An expression of the form a\(_{0}\)x\(^{n}\) + a\(_{1}\)x\(^{n - 1}\) + a\(_{2}\)x\(^{n - 2}\) + a\(_{3}\)x\(^{n - 3}\) + ..... + a\(_{n}\) where a\(_{0}\), a\(_{1}\), a\(_{2}\), a\(_{3}\), ....., a\(_{n}\) are given numbers (real or complex), n is a non-negative integer and x is a variable is called a polynomial in x.
a\(_{0}\), a\(_{1}\), a\(_{2}\), a\(_{3}\), etc., are called the coefficients of x\(^{n}\), x\(^{n - 1}\), x\(^{n - 2}\), x\(^{n - 3}\), etc., respectively.
a\(_{0}\)x\(^{n}\), a\(_{1}\)x\(^{n - 1}\), a\(_{2}\)x\(^{n - 2}\), a\(_{3}\)x\(^{n - 3}\), ....., a\(_{n}\) are called the terms of the polynomial.
a\(_{n}\) is called the constant term. Clearly, it is also the coefficient of x\(^{0}\).
If a\(_{0}\) ≠ 0, the polynomial is said to be of degree n and the term a\(_{0}\)x\(^{n}\) is called the leading term.
The general form of a polynomial of degree 1 is a\(_{0}\)x + a\(_{1}\)where a\(_{0}\) ≠ 0.
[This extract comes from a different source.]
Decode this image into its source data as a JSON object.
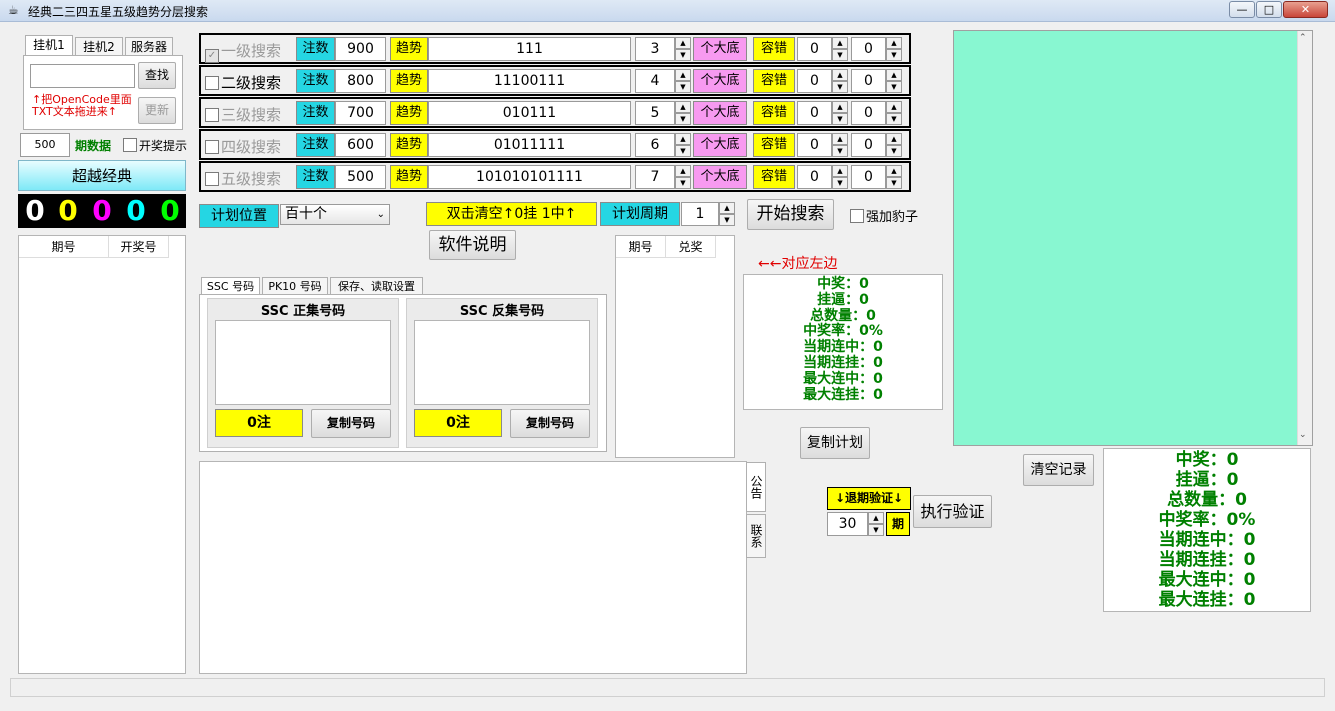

The general form of a polynomial of degree 2 is a\(_{0}\)x\(^{2}\) + a\(_{1}\)x + a\(_{2}\) where a\(_{0}\) ≠ 0.
A non-zero constant a\(_{0}\) itself is said to be a polynomial of degree 0 while a polynomial all of whose coefficients are zero is said to be a zero polynomial and is denoted by 0 and no degree is assigned to it.
Since a polynomial is an expression containing the variable x, it is denoted by f(x), p(x) or g(x) etc.
The value of a polynomial f(x) for x = a where a is real
number or a complex number is denoted by f(a).
In particular, if the coefficients a\(_{0}\), a\(_{1}\), a\(_{2}\),
a\(_{3}\), .... of a polynomial f(x) be all real numbers, the polynomial f(x)
is said to be a real polynomial.
Examples of polynomial:
(i) 7x\(^{2}\) + 5x - 3 is a polynomial in x of degree 2 or a quadratic polynomial in x.
(ii) 4x\(^{3}\) + 9x\(^{2}\) - 4x + 2 is a polynomial in x
of degree 3 or a cubic polynomial in x.
(iii) 5 - 2x\(^{\frac{5}{3}}\) + 9x\(^{2}\) is an expression but not a polynomial, since it contains a term containing x\(^{\frac{5}{3}}\) , where \(\frac{5}{3}\) is not a non-negative integer.
● Factorization
Didn't find what you were looking for? Or want to know more information about Math Only Math. Use this Google Search to find what you need.
Feb 22, 24 04:21 PM
Feb 22, 24 04:15 PM
Feb 22, 24 02:30 PM
Feb 19, 24 11:57 PM
Feb 19, 24 11:14 PM
New! Comments
Have your say about what you just read! Leave me a comment in the box below. Ask a Question or Answer a Question.